Records from a data collection:
══════════════════════════════
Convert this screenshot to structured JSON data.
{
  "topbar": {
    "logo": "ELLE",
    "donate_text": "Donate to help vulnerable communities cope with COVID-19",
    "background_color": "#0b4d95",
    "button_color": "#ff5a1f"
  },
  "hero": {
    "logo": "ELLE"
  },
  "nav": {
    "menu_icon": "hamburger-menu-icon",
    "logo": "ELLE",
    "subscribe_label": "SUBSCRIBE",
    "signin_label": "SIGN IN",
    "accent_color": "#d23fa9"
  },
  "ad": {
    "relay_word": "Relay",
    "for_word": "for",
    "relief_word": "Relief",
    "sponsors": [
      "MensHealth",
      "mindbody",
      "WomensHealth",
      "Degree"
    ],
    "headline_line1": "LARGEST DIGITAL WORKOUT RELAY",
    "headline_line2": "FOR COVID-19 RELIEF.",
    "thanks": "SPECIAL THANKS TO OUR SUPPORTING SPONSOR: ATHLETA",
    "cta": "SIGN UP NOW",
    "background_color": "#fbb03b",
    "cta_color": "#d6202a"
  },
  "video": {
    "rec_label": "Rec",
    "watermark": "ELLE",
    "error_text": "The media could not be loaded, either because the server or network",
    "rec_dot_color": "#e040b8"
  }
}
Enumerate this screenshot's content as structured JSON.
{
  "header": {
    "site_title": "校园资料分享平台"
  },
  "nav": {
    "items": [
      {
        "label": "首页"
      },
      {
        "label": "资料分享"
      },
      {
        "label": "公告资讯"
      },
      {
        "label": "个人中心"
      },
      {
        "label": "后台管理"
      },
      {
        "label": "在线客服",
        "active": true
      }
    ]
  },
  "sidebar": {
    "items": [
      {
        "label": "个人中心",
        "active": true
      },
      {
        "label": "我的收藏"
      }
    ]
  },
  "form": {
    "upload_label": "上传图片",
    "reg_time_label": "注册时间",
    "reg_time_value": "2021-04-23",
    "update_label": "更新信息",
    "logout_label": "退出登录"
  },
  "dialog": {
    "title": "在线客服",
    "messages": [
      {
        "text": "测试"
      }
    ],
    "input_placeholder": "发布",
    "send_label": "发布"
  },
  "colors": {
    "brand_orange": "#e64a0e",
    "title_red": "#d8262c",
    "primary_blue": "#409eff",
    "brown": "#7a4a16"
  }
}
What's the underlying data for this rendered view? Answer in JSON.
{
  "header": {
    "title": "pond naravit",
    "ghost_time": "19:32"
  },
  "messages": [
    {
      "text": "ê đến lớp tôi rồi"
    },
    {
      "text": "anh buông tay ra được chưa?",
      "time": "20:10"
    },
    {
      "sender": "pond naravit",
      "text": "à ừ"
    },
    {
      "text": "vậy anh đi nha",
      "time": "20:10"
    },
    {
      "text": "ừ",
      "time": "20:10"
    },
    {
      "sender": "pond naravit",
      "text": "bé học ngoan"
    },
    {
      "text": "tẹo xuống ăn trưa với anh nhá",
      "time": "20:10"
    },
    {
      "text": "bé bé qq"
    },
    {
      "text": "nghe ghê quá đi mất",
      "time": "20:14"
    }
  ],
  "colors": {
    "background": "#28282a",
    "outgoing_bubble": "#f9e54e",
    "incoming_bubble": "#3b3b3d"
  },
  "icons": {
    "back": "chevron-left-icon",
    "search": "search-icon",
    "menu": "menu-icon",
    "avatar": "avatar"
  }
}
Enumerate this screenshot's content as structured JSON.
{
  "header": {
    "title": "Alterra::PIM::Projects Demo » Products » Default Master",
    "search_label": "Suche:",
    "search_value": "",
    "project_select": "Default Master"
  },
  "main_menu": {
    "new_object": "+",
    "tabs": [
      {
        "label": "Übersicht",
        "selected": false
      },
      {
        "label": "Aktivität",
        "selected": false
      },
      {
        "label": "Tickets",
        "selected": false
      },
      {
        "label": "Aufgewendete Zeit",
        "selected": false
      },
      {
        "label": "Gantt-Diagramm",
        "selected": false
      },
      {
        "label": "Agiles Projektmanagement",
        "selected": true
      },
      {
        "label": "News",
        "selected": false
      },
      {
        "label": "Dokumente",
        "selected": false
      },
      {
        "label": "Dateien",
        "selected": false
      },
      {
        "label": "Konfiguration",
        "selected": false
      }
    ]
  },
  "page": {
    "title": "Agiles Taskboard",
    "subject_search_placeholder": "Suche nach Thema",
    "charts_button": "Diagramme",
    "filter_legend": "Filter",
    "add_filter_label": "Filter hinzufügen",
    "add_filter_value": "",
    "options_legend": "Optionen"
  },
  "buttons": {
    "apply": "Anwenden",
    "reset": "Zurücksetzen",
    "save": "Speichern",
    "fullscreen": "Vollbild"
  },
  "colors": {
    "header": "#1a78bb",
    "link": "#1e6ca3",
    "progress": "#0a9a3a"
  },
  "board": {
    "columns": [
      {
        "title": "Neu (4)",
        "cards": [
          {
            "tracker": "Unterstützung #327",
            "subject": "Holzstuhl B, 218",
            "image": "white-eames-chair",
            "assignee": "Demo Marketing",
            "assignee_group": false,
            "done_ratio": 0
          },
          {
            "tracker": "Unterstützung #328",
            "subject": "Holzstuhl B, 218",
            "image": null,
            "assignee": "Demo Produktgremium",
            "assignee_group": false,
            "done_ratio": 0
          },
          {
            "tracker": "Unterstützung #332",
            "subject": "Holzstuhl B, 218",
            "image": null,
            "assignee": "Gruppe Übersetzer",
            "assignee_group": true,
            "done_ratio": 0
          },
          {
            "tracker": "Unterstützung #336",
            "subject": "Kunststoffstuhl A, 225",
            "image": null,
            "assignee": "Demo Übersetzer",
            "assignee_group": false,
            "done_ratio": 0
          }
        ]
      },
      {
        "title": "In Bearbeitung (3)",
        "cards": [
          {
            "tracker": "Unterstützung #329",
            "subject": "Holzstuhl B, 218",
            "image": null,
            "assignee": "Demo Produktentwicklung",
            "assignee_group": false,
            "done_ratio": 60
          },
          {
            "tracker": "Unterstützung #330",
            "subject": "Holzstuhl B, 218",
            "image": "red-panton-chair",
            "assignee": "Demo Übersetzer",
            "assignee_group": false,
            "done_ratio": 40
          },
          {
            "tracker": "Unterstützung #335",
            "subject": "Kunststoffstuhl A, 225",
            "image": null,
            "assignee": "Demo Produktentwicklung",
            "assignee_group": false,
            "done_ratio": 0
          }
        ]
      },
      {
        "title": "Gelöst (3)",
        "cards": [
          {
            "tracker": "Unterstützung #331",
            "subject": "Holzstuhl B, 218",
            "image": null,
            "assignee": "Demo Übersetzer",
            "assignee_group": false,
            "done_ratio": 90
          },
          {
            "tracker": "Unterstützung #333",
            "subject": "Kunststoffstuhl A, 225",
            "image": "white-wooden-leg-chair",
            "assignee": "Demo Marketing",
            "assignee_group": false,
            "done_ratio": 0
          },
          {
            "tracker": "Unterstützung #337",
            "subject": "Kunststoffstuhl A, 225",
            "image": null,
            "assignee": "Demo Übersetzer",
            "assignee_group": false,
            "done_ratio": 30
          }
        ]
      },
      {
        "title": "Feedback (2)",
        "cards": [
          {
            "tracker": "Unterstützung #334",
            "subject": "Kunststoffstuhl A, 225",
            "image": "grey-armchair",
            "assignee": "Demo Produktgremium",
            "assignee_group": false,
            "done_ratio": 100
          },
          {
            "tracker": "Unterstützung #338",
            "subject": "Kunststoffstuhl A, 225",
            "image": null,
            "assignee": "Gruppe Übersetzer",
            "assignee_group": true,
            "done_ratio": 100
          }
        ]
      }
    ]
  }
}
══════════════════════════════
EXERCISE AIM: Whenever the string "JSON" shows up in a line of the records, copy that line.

ANSWER FOR THE TASK:
Convert this screenshot to structured JSON data.
Enumerate this screenshot's content as structured JSON.
What's the underlying data for this rendered view? Answer in JSON.
Enumerate this screenshot's content as structured JSON.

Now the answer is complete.